"The NCAA was so mad at Kentucky they gave Cleveland State two more years of probation." - Jerry Tarkanian
Who tells the story? Every story has points of view. The head of the NCAA, an assistant coach, the star player, a walk-on, the manager, a junior custodian, a player's parents, or an outside narrator all have a point of view. Does a unified story emerge or nuanced one, depending on point of view?
Every organization tells its story. "Student-athlete health, safety, and well-being remain our top priorities (NCAA)." In court papers, "The NCAA denies that it has a legal duty to protect student-athletes." Emmert replied, "I will not quibble about the language..."
“Our mission is to be an integral part of higher education and to focus on the development of our student-athletes.” (NCAA Office of the President)
“Our championships are one of the primary tools we have to enhance the student-athlete experience." (NCAA Office of the President)
"It's far too easy to look at this huge top-line revenue number and say 'Everyone is making money...'" (Mark Emmert, NCAA President)
“Keep compliance issues on the front burner permanently so that we don't pay attention to compliance issues just when there is a problem.” (Mark Emmert, NCAA President)
Compliance is as adherence does. "During a two-year period, the head coach asked student-athletes if they would like to participate in voluntary activities before and after mandatory practice. He then listed the voluntary activities on the daily practice schedules. The student-athletes believed their presence at the activities was mandatory and, at times, members of the coaching staff were present and observed the activities. Additionally, sometimes the coach allowed the required practice and skill activities to run longer than their scheduled times."

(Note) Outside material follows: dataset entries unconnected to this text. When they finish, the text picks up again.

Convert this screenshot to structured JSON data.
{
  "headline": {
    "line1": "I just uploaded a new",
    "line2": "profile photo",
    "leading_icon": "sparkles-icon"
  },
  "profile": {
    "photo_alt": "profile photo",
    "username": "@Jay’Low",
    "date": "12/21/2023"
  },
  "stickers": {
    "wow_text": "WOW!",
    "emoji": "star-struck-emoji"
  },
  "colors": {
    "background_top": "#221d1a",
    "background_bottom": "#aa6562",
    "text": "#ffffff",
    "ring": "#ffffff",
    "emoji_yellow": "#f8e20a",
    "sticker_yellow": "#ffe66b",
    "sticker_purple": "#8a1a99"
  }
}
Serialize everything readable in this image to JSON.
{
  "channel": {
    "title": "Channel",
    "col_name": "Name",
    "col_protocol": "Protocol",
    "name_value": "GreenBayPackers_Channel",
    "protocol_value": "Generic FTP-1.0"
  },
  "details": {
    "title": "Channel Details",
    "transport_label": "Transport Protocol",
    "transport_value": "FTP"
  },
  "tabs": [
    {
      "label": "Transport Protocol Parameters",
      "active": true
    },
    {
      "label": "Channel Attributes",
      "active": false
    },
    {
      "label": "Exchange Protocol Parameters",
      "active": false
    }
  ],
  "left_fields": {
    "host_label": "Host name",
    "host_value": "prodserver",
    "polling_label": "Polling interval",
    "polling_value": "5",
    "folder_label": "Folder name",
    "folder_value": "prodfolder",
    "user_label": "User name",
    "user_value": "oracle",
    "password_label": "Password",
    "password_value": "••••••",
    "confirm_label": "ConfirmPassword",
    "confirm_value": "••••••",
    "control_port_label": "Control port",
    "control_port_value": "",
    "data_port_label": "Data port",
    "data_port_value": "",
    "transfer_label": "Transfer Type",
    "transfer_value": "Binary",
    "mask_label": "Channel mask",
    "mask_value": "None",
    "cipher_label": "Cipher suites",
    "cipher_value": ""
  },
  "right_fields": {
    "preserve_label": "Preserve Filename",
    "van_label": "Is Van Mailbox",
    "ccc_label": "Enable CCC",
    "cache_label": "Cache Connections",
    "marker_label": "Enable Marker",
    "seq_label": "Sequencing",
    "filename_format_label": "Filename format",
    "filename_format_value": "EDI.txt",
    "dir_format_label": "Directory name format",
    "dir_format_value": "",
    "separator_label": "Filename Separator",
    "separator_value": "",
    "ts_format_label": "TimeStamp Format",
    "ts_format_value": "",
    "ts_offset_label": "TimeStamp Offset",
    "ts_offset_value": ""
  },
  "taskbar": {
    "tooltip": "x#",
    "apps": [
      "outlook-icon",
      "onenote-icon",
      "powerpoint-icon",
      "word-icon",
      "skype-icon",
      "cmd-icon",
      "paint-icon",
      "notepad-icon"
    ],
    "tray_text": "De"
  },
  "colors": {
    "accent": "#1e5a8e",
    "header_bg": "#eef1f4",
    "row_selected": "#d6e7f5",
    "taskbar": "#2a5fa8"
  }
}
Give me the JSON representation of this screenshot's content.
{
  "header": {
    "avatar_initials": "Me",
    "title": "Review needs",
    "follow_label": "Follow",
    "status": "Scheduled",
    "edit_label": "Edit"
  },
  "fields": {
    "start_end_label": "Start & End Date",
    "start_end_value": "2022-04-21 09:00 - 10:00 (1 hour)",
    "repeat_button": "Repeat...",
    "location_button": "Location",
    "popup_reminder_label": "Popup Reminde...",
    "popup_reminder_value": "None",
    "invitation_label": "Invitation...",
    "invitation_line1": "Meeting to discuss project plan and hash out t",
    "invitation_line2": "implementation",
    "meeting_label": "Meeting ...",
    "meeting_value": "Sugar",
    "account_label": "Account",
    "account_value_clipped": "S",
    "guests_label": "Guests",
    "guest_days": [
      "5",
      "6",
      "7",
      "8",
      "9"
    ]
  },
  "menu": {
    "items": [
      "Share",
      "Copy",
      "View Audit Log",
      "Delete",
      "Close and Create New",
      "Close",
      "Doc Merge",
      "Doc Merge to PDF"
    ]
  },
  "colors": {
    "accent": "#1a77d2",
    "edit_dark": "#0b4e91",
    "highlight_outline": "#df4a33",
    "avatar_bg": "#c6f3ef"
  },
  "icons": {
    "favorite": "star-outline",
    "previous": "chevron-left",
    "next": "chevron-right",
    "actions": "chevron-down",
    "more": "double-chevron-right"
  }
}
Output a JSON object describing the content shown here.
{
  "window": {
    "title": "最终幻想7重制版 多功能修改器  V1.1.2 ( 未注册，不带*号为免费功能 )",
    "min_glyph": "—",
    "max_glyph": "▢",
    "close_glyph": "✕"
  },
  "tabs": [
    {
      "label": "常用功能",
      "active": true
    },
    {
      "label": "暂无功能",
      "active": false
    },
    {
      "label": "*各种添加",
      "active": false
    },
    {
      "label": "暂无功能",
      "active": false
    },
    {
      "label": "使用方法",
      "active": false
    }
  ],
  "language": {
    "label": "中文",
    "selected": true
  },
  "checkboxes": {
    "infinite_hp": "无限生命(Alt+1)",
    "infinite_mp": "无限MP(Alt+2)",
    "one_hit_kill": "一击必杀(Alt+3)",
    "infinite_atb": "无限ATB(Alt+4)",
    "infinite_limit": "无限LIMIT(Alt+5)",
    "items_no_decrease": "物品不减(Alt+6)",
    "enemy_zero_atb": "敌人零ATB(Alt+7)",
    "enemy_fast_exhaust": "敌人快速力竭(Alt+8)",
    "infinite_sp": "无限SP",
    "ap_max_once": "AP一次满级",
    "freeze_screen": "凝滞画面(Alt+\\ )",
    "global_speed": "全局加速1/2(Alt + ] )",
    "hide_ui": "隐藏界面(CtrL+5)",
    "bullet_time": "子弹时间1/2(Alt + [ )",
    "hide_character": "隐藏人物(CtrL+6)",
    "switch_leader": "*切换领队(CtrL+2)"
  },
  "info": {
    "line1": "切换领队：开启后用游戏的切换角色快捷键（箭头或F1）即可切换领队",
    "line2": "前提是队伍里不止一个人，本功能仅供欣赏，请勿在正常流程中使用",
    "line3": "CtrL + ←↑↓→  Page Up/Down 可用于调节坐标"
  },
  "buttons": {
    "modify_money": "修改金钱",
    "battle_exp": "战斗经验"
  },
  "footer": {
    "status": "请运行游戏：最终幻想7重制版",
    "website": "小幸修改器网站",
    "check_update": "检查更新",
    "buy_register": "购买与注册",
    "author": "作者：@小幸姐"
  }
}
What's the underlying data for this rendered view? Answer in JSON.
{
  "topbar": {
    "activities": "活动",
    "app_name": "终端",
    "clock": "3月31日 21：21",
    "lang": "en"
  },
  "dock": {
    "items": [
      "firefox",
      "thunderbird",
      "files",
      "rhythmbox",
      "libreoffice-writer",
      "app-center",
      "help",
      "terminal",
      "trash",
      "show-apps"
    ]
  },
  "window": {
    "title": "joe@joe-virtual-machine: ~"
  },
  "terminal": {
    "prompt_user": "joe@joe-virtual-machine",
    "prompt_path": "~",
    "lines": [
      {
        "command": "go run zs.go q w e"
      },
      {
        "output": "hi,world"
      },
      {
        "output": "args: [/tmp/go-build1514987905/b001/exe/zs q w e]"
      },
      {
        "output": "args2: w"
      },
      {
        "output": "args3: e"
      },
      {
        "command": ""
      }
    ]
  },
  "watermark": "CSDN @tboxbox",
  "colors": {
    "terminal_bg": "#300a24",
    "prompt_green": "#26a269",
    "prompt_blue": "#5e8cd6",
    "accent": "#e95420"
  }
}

"Most of the things that I saw Northwestern athletes asking for are either in place or on their way to being in place." (Mark Emmert, on Northwestern National Labor Relations Board actions). The NLRB denied Northwestern players the right to unionize, but Northwestern modified its handbook to specify more rights and violations. Whether student-athletes are employees becomes murky.
Facts do not exist in a vacuum. We manipulate them.
Organizations and individuals understandably advocate for their self-interest and frame the narrative accordingly. They often embellish their points and camouflage or conceal opposing views.
Consider point of view in that context. When I read Seth Davis' chapter on Clemson football coach Dabo Swinney in Getting to Us, I thought Swinney was on the fast track to sainthood. Not so fast.
That makes about as much sense as saying playing additional rounds of Russian Roulette would be safer.
Everyone develops their process. This isn't suitable for team practice, but form shooting has value for a perishable skill.